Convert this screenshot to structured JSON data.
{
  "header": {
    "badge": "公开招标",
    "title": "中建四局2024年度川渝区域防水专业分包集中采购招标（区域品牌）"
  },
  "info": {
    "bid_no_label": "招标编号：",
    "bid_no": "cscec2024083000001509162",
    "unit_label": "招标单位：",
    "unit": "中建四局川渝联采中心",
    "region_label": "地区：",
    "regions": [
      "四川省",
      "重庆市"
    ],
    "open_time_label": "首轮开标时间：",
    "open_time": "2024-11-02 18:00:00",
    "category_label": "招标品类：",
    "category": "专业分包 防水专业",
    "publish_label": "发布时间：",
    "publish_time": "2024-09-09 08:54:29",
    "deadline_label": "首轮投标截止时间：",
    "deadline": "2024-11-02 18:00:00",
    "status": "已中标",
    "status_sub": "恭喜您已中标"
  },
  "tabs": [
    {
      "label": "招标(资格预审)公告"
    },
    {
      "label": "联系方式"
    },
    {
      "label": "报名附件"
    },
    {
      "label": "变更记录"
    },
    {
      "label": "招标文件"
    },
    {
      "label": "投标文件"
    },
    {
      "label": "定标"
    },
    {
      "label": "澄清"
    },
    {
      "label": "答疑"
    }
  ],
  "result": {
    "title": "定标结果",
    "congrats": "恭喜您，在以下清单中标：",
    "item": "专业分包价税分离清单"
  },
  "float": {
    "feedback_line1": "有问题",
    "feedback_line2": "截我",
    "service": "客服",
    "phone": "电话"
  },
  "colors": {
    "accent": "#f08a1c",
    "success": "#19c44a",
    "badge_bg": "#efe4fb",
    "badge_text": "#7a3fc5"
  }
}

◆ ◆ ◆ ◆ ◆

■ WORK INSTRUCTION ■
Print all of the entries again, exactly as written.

■ WORKED SOLUTION ■
Convert this screenshot to structured JSON data.
{
  "header": {
    "badge": "公开招标",
    "title": "中建四局2024年度川渝区域防水专业分包集中采购招标（区域品牌）"
  },
  "info": {
    "bid_no_label": "招标编号：",
    "bid_no": "cscec2024083000001509162",
    "unit_label": "招标单位：",
    "unit": "中建四局川渝联采中心",
    "region_label": "地区：",
    "regions": [
      "四川省",
      "重庆市"
    ],
    "open_time_label": "首轮开标时间：",
    "open_time": "2024-11-02 18:00:00",
    "category_label": "招标品类：",
    "category": "专业分包 防水专业",
    "publish_label": "发布时间：",
    "publish_time": "2024-09-09 08:54:29",
    "deadline_label": "首轮投标截止时间：",
    "deadline": "2024-11-02 18:00:00",
    "status": "已中标",
    "status_sub": "恭喜您已中标"
  },
  "tabs": [
    {
      "label": "招标(资格预审)公告"
    },
    {
      "label": "联系方式"
    },
    {
      "label": "报名附件"
    },
    {
      "label": "变更记录"
    },
    {
      "label": "招标文件"
    },
    {
      "label": "投标文件"
    },
    {
      "label": "定标"
    },
    {
      "label": "澄清"
    },
    {
      "label": "答疑"
    }
  ],
  "result": {
    "title": "定标结果",
    "congrats": "恭喜您，在以下清单中标：",
    "item": "专业分包价税分离清单"
  },
  "float": {
    "feedback_line1": "有问题",
    "feedback_line2": "截我",
    "service": "客服",
    "phone": "电话"
  },
  "colors": {
    "accent": "#f08a1c",
    "success": "#19c44a",
    "badge_bg": "#efe4fb",
    "badge_text": "#7a3fc5"
  }
}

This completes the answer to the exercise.